As creatures made of starshine and clay, our soil needs water. For me, listening to inspired and inspiring music, praying the Daily Office, taking a daily walk with Penelope, and meditating on Holy Scripture are ways to “water my spiritual garden.” Taking Janet Jackson’s lyrics to heart, I invite you to ponder how you might “learn to water your spiritual garden” during this fallow time for the spirit.
As I think about how sunlight and shade are both required for spiritual gardens to flourish, I am reminded of Toni Morrison’s wisdom. In her stunning collection of selected essays, meditations, and speeches titled The Source of Self-Regard, Morrison writes, “Literature, sensitive as a tuning fork, is an unblinking witness to the light and shade of the world we live in.”  In this fallow time for the spirit, I invite you to ponder the literature you’re studying – books, podcasts, magazines, social media, documentaries, or news articles. How is that literature enriching your soil so that God’s Word can take deep root and flourish in a spiritual garden that is unafraid to be “an unblinking witness to the light and shade of the world we live in”?
Jesus ends his Parable of the Sower by explaining that the seed sown on good soil represents “the one who hears the word and understands it, who indeed bears fruit.” The etymology of the word “understand”  teaches us that when the Word of God takes deep root in our soil, we bear the Spiritual Fruit of love, joy, peace, patience, kindness, generosity, faithfulness, gentleness, and self-control,  and we are literally “standing in the midst of” God’s Kingdom.
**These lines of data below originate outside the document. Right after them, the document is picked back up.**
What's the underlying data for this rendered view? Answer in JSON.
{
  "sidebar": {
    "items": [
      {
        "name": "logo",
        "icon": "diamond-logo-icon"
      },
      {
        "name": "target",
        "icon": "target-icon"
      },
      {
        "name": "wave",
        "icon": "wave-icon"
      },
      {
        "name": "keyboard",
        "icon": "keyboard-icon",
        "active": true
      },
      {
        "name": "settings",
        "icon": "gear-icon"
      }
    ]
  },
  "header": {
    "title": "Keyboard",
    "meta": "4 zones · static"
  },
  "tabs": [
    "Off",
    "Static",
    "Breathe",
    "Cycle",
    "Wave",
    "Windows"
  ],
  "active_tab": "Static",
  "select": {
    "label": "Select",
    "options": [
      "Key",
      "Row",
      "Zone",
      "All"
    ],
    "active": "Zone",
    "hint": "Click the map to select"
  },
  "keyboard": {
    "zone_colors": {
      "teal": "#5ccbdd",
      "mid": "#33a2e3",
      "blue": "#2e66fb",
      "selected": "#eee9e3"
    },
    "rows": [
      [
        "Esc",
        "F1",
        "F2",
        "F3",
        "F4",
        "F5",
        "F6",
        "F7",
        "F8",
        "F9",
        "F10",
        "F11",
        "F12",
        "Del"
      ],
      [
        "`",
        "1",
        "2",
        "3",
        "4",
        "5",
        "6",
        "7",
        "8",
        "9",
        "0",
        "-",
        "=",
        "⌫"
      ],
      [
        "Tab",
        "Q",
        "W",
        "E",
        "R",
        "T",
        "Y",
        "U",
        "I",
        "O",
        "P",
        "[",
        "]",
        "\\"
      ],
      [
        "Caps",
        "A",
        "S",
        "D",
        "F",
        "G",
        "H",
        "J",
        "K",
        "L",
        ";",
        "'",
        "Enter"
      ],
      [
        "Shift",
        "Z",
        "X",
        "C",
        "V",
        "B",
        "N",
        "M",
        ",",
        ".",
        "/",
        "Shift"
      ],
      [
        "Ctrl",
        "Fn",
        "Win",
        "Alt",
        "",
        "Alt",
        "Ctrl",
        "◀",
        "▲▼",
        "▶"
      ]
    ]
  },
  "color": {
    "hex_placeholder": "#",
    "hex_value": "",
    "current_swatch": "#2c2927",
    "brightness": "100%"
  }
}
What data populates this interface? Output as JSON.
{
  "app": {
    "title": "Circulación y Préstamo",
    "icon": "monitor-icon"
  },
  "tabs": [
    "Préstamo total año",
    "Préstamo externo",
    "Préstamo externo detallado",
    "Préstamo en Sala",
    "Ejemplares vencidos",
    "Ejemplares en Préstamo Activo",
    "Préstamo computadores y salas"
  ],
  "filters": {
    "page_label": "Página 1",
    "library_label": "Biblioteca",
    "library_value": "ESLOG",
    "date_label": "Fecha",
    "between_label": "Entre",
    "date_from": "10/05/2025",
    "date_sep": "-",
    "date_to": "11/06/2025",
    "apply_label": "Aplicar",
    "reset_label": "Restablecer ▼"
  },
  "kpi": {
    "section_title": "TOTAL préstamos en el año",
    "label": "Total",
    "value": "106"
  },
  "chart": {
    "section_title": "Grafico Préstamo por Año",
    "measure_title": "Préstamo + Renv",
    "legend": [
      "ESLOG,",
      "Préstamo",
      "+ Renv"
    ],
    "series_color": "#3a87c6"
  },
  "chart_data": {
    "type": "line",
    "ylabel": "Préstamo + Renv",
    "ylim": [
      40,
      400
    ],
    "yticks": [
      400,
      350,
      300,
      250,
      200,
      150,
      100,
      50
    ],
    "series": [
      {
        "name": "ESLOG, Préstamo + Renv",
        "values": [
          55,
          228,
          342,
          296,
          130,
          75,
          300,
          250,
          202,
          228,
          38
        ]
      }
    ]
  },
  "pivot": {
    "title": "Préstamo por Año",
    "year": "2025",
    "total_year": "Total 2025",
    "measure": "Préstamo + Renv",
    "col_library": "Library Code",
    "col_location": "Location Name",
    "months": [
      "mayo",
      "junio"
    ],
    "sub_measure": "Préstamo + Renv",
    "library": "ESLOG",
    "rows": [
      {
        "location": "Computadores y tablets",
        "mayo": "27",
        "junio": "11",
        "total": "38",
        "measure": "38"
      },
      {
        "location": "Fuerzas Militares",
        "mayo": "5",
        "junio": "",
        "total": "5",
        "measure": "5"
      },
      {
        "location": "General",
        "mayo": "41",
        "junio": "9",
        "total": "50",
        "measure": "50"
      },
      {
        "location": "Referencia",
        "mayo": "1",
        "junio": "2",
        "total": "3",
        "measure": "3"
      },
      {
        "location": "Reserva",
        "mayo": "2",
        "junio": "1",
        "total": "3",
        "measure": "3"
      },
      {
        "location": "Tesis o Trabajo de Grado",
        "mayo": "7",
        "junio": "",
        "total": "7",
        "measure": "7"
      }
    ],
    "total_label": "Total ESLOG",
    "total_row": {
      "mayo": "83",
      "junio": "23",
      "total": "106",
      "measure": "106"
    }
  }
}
In this fallow time for the spirit when our soil so desperately needs to be restored and replenished, we must learn to water our spiritual garden, to allow for plenty of light and shade, so that the Word of God taking root in our hearts will find that “depth of soil” right “here on this bridge between starshine and clay.”
Before I close with a video of Lucille Clifton’s divine poetry,  I want you to know that I will be praying with you that we may not so much seek “to be understood as to understand.” To know that we stand in the midst of the Holy One who raised Christ from the dead to give life to our mortal bodies through the Spirit who dwells in each of us. 
 Howard Thurman, Deep Is the Hunger: Meditations for Apostles of Sensitiveness (Richmond, Indiana: Friends United Press, 1973), 89-90.
 Genesis 3:19.
 2 Corinthians 4:7.
 Matthew 13:1-9, 18-23.
 Morrison, 126.
 Galatians 5:22-23.
 Romans 8:11.